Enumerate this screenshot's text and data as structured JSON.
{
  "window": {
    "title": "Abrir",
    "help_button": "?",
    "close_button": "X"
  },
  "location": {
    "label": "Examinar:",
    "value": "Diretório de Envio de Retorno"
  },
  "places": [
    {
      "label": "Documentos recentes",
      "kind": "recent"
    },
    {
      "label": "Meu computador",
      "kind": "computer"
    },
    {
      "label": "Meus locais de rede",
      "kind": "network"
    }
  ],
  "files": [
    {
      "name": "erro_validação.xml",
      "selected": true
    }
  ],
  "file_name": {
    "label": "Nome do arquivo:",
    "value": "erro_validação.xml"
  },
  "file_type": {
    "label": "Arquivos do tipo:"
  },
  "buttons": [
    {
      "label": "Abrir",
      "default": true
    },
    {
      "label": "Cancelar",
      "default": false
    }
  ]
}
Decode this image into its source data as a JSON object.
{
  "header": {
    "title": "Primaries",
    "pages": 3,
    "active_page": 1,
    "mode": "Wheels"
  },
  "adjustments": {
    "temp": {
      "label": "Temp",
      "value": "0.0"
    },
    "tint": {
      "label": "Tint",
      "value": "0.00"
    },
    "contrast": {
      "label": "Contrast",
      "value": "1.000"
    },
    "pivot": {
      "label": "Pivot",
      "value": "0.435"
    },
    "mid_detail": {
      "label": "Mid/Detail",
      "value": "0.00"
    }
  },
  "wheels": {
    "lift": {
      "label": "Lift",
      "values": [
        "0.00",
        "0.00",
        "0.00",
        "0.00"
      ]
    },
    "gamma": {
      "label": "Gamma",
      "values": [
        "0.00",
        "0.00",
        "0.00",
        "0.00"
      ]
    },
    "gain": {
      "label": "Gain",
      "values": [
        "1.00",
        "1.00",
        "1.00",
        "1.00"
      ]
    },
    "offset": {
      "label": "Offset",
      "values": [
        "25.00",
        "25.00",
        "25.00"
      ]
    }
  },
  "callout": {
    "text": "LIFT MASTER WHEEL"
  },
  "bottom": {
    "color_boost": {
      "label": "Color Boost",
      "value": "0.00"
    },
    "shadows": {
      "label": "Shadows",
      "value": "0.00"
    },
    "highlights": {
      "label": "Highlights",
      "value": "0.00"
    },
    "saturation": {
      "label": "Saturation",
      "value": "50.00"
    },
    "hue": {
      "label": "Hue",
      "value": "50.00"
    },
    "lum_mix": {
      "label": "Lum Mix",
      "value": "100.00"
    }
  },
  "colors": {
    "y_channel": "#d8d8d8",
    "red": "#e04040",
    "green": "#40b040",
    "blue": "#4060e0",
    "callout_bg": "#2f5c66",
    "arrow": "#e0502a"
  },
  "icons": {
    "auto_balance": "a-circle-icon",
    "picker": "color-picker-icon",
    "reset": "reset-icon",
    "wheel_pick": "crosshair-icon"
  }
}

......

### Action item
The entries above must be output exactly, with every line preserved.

### Finished task
Enumerate this screenshot's text and data as structured JSON.
{
  "window": {
    "title": "Abrir",
    "help_button": "?",
    "close_button": "X"
  },
  "location": {
    "label": "Examinar:",
    "value": "Diretório de Envio de Retorno"
  },
  "places": [
    {
      "label": "Documentos recentes",
      "kind": "recent"
    },
    {
      "label": "Meu computador",
      "kind": "computer"
    },
    {
      "label": "Meus locais de rede",
      "kind": "network"
    }
  ],
  "files": [
    {
      "name": "erro_validação.xml",
      "selected": true
    }
  ],
  "file_name": {
    "label": "Nome do arquivo:",
    "value": "erro_validação.xml"
  },
  "file_type": {
    "label": "Arquivos do tipo:"
  },
  "buttons": [
    {
      "label": "Abrir",
      "default": true
    },
    {
      "label": "Cancelar",
      "default": false
    }
  ]
}
Decode this image into its source data as a JSON object.
{
  "header": {
    "title": "Primaries",
    "pages": 3,
    "active_page": 1,
    "mode": "Wheels"
  },
  "adjustments": {
    "temp": {
      "label": "Temp",
      "value": "0.0"
    },
    "tint": {
      "label": "Tint",
      "value": "0.00"
    },
    "contrast": {
      "label": "Contrast",
      "value": "1.000"
    },
    "pivot": {
      "label": "Pivot",
      "value": "0.435"
    },
    "mid_detail": {
      "label": "Mid/Detail",
      "value": "0.00"
    }
  },
  "wheels": {
    "lift": {
      "label": "Lift",
      "values": [
        "0.00",
        "0.00",
        "0.00",
        "0.00"
      ]
    },
    "gamma": {
      "label": "Gamma",
      "values": [
        "0.00",
        "0.00",
        "0.00",
        "0.00"
      ]
    },
    "gain": {
      "label": "Gain",
      "values": [
        "1.00",
        "1.00",
        "1.00",
        "1.00"
      ]
    },
    "offset": {
      "label": "Offset",
      "values": [
        "25.00",
        "25.00",
        "25.00"
      ]
    }
  },
  "callout": {
    "text": "LIFT MASTER WHEEL"
  },
  "bottom": {
    "color_boost": {
      "label": "Color Boost",
      "value": "0.00"
    },
    "shadows": {
      "label": "Shadows",
      "value": "0.00"
    },
    "highlights": {
      "label": "Highlights",
      "value": "0.00"
    },
    "saturation": {
      "label": "Saturation",
      "value": "50.00"
    },
    "hue": {
      "label": "Hue",
      "value": "50.00"
    },
    "lum_mix": {
      "label": "Lum Mix",
      "value": "100.00"
    }
  },
  "colors": {
    "y_channel": "#d8d8d8",
    "red": "#e04040",
    "green": "#40b040",
    "blue": "#4060e0",
    "callout_bg": "#2f5c66",
    "arrow": "#e0502a"
  },
  "icons": {
    "auto_balance": "a-circle-icon",
    "picker": "color-picker-icon",
    "reset": "reset-icon",
    "wheel_pick": "crosshair-icon"
  }
}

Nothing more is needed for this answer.